(Data provided)
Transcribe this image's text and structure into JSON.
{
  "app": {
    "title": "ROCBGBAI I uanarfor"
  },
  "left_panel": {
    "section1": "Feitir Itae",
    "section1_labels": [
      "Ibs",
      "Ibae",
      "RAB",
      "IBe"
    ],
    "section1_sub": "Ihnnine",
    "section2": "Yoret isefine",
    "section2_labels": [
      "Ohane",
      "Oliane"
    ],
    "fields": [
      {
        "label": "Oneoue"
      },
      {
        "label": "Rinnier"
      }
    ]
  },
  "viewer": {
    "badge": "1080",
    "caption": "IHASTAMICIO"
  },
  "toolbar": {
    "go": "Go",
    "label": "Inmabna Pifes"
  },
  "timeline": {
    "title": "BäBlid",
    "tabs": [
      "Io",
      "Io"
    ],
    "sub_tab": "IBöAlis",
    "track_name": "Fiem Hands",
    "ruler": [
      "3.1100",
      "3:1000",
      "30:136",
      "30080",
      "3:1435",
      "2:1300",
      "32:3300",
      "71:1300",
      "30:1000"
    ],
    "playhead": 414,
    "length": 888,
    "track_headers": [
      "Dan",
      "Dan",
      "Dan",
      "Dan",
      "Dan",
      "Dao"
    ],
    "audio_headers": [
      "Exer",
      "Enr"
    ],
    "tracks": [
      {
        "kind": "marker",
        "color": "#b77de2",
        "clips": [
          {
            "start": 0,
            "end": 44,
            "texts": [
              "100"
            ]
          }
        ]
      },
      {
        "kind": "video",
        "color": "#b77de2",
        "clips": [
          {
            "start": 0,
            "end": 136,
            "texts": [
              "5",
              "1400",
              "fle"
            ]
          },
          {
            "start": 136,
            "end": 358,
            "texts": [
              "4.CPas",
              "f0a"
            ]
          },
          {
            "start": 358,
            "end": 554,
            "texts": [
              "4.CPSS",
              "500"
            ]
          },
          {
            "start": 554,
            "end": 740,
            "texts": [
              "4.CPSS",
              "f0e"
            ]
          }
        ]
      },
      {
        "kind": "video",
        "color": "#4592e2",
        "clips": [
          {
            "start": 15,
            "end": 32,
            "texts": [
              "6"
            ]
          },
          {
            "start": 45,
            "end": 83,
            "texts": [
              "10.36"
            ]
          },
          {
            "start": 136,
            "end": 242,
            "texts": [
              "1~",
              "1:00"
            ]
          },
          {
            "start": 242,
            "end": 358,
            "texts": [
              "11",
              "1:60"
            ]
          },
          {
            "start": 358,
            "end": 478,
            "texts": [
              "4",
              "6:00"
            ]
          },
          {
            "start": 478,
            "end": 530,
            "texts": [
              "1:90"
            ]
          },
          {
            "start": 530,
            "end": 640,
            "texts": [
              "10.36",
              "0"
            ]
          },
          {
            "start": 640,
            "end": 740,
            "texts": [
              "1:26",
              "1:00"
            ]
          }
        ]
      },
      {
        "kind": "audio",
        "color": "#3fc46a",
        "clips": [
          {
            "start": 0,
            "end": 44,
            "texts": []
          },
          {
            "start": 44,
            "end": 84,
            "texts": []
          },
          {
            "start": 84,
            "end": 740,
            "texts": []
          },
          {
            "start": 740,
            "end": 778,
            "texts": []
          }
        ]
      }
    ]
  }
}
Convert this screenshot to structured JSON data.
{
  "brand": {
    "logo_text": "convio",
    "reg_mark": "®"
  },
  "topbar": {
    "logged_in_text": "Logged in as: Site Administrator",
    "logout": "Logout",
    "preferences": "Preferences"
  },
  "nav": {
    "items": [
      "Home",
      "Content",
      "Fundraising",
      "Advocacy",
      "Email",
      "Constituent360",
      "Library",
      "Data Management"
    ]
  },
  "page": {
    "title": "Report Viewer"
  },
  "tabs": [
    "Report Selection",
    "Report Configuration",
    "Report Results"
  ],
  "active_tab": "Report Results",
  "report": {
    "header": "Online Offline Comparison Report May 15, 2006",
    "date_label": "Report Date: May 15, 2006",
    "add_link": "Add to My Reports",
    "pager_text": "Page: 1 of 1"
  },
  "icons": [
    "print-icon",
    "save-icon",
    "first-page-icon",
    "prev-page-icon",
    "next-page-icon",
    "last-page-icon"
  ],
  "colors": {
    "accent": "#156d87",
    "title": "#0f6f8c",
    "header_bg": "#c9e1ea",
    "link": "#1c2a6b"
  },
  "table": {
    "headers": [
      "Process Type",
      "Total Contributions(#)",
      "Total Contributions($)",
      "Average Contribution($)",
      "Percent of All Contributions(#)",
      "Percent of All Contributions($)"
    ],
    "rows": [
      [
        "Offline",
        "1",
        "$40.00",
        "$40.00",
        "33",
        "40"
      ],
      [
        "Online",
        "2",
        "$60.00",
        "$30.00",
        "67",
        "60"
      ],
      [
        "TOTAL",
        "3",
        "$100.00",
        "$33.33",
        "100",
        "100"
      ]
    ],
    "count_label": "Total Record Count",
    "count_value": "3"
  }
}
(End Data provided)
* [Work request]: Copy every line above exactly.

* [Completed task]:
Transcribe this image's text and structure into JSON.
{
  "app": {
    "title": "ROCBGBAI I uanarfor"
  },
  "left_panel": {
    "section1": "Feitir Itae",
    "section1_labels": [
      "Ibs",
      "Ibae",
      "RAB",
      "IBe"
    ],
    "section1_sub": "Ihnnine",
    "section2": "Yoret isefine",
    "section2_labels": [
      "Ohane",
      "Oliane"
    ],
    "fields": [
      {
        "label": "Oneoue"
      },
      {
        "label": "Rinnier"
      }
    ]
  },
  "viewer": {
    "badge": "1080",
    "caption": "IHASTAMICIO"
  },
  "toolbar": {
    "go": "Go",
    "label": "Inmabna Pifes"
  },
  "timeline": {
    "title": "BäBlid",
    "tabs": [
      "Io",
      "Io"
    ],
    "sub_tab": "IBöAlis",
    "track_name": "Fiem Hands",
    "ruler": [
      "3.1100",
      "3:1000",
      "30:136",
      "30080",
      "3:1435",
      "2:1300",
      "32:3300",
      "71:1300",
      "30:1000"
    ],
    "playhead": 414,
    "length": 888,
    "track_headers": [
      "Dan",
      "Dan",
      "Dan",
      "Dan",
      "Dan",
      "Dao"
    ],
    "audio_headers": [
      "Exer",
      "Enr"
    ],
    "tracks": [
      {
        "kind": "marker",
        "color": "#b77de2",
        "clips": [
          {
            "start": 0,
            "end": 44,
            "texts": [
              "100"
            ]
          }
        ]
      },
      {
        "kind": "video",
        "color": "#b77de2",
        "clips": [
          {
            "start": 0,
            "end": 136,
            "texts": [
              "5",
              "1400",
              "fle"
            ]
          },
          {
            "start": 136,
            "end": 358,
            "texts": [
              "4.CPas",
              "f0a"
            ]
          },
          {
            "start": 358,
            "end": 554,
            "texts": [
              "4.CPSS",
              "500"
            ]
          },
          {
            "start": 554,
            "end": 740,
            "texts": [
              "4.CPSS",
              "f0e"
            ]
          }
        ]
      },
      {
        "kind": "video",
        "color": "#4592e2",
        "clips": [
          {
            "start": 15,
            "end": 32,
            "texts": [
              "6"
            ]
          },
          {
            "start": 45,
            "end": 83,
            "texts": [
              "10.36"
            ]
          },
          {
            "start": 136,
            "end": 242,
            "texts": [
              "1~",
              "1:00"
            ]
          },
          {
            "start": 242,
            "end": 358,
            "texts": [
              "11",
              "1:60"
            ]
          },
          {
            "start": 358,
            "end": 478,
            "texts": [
              "4",
              "6:00"
            ]
          },
          {
            "start": 478,
            "end": 530,
            "texts": [
              "1:90"
            ]
          },
          {
            "start": 530,
            "end": 640,
            "texts": [
              "10.36",
              "0"
            ]
          },
          {
            "start": 640,
            "end": 740,
            "texts": [
              "1:26",
              "1:00"
            ]
          }
        ]
      },
      {
        "kind": "audio",
        "color": "#3fc46a",
        "clips": [
          {
            "start": 0,
            "end": 44,
            "texts": []
          },
          {
            "start": 44,
            "end": 84,
            "texts": []
          },
          {
            "start": 84,
            "end": 740,
            "texts": []
          },
          {
            "start": 740,
            "end": 778,
            "texts": []
          }
        ]
      }
    ]
  }
}
Convert this screenshot to structured JSON data.
{
  "brand": {
    "logo_text": "convio",
    "reg_mark": "®"
  },
  "topbar": {
    "logged_in_text": "Logged in as: Site Administrator",
    "logout": "Logout",
    "preferences": "Preferences"
  },
  "nav": {
    "items": [
      "Home",
      "Content",
      "Fundraising",
      "Advocacy",
      "Email",
      "Constituent360",
      "Library",
      "Data Management"
    ]
  },
  "page": {
    "title": "Report Viewer"
  },
  "tabs": [
    "Report Selection",
    "Report Configuration",
    "Report Results"
  ],
  "active_tab": "Report Results",
  "report": {
    "header": "Online Offline Comparison Report May 15, 2006",
    "date_label": "Report Date: May 15, 2006",
    "add_link": "Add to My Reports",
    "pager_text": "Page: 1 of 1"
  },
  "icons": [
    "print-icon",
    "save-icon",
    "first-page-icon",
    "prev-page-icon",
    "next-page-icon",
    "last-page-icon"
  ],
  "colors": {
    "accent": "#156d87",
    "title": "#0f6f8c",
    "header_bg": "#c9e1ea",
    "link": "#1c2a6b"
  },
  "table": {
    "headers": [
      "Process Type",
      "Total Contributions(#)",
      "Total Contributions($)",
      "Average Contribution($)",
      "Percent of All Contributions(#)",
      "Percent of All Contributions($)"
    ],
    "rows": [
      [
        "Offline",
        "1",
        "$40.00",
        "$40.00",
        "33",
        "40"
      ],
      [
        "Online",
        "2",
        "$60.00",
        "$30.00",
        "67",
        "60"
      ],
      [
        "TOTAL",
        "3",
        "$100.00",
        "$33.33",
        "100",
        "100"
      ]
    ],
    "count_label": "Total Record Count",
    "count_value": "3"
  }
}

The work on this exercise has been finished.